## Activity
Keep the wording of every entry exactly as it is while leaving the pictures out of your copy.

-------------------------

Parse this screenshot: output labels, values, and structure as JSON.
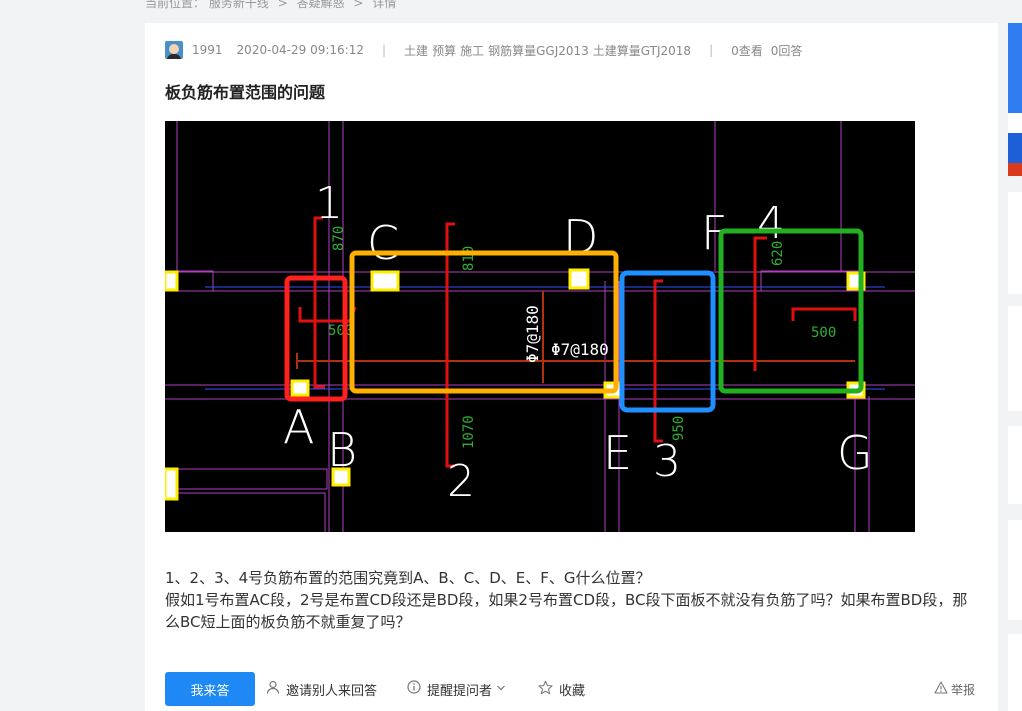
{
  "breadcrumb": {
    "prefix": "当前位置：",
    "items": [
      "服务新干线",
      "答疑解惑",
      "详情"
    ]
  },
  "question": {
    "user": "1991",
    "time": "2020-04-29 09:16:12",
    "tags": [
      "土建",
      "预算",
      "施工",
      "钢筋算量GGJ2013",
      "土建算量GTJ2018"
    ],
    "views": "0查看",
    "answers": "0回答",
    "title": "板负筋布置范围的问题",
    "body_line1": "1、2、3、4号负筋布置的范围究竟到A、B、C、D、E、F、G什么位置？",
    "body_line2": "假如1号布置AC段，2号是布置CD段还是BD段，如果2号布置CD段，BC段下面板不就没有负筋了吗？如果布置BD段，那么BC短上面的板负筋不就重复了吗？"
  },
  "drawing": {
    "rebar_numbers": [
      "1",
      "2",
      "3",
      "4"
    ],
    "axis_letters": [
      "A",
      "B",
      "C",
      "D",
      "E",
      "F",
      "G"
    ],
    "dims": [
      "870",
      "810",
      "500",
      "1070",
      "950",
      "620",
      "500"
    ],
    "rebar_spec": "Φ7@180",
    "box_colors": {
      "red": "#ff2020",
      "orange": "#ffb000",
      "blue": "#1e90ff",
      "green": "#22b022"
    }
  },
  "actions": {
    "answer": "我来答",
    "invite": "邀请别人来回答",
    "remind": "提醒提问者",
    "collect": "收藏",
    "report": "举报"
  },
  "colors": {
    "primary": "#1e88f5",
    "background": "#f2f3f5"
  }
}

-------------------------

## Solution below
Parse this screenshot: output labels, values, and structure as JSON.
{
  "breadcrumb": {
    "prefix": "当前位置：",
    "items": [
      "服务新干线",
      "答疑解惑",
      "详情"
    ]
  },
  "question": {
    "user": "1991",
    "time": "2020-04-29 09:16:12",
    "tags": [
      "土建",
      "预算",
      "施工",
      "钢筋算量GGJ2013",
      "土建算量GTJ2018"
    ],
    "views": "0查看",
    "answers": "0回答",
    "title": "板负筋布置范围的问题",
    "body_line1": "1、2、3、4号负筋布置的范围究竟到A、B、C、D、E、F、G什么位置？",
    "body_line2": "假如1号布置AC段，2号是布置CD段还是BD段，如果2号布置CD段，BC段下面板不就没有负筋了吗？如果布置BD段，那么BC短上面的板负筋不就重复了吗？"
  },
  "drawing": {
    "rebar_numbers": [
      "1",
      "2",
      "3",
      "4"
    ],
    "axis_letters": [
      "A",
      "B",
      "C",
      "D",
      "E",
      "F",
      "G"
    ],
    "dims": [
      "870",
      "810",
      "500",
      "1070",
      "950",
      "620",
      "500"
    ],
    "rebar_spec": "Φ7@180",
    "box_colors": {
      "red": "#ff2020",
      "orange": "#ffb000",
      "blue": "#1e90ff",
      "green": "#22b022"
    }
  },
  "actions": {
    "answer": "我来答",
    "invite": "邀请别人来回答",
    "remind": "提醒提问者",
    "collect": "收藏",
    "report": "举报"
  },
  "colors": {
    "primary": "#1e88f5",
    "background": "#f2f3f5"
  }
}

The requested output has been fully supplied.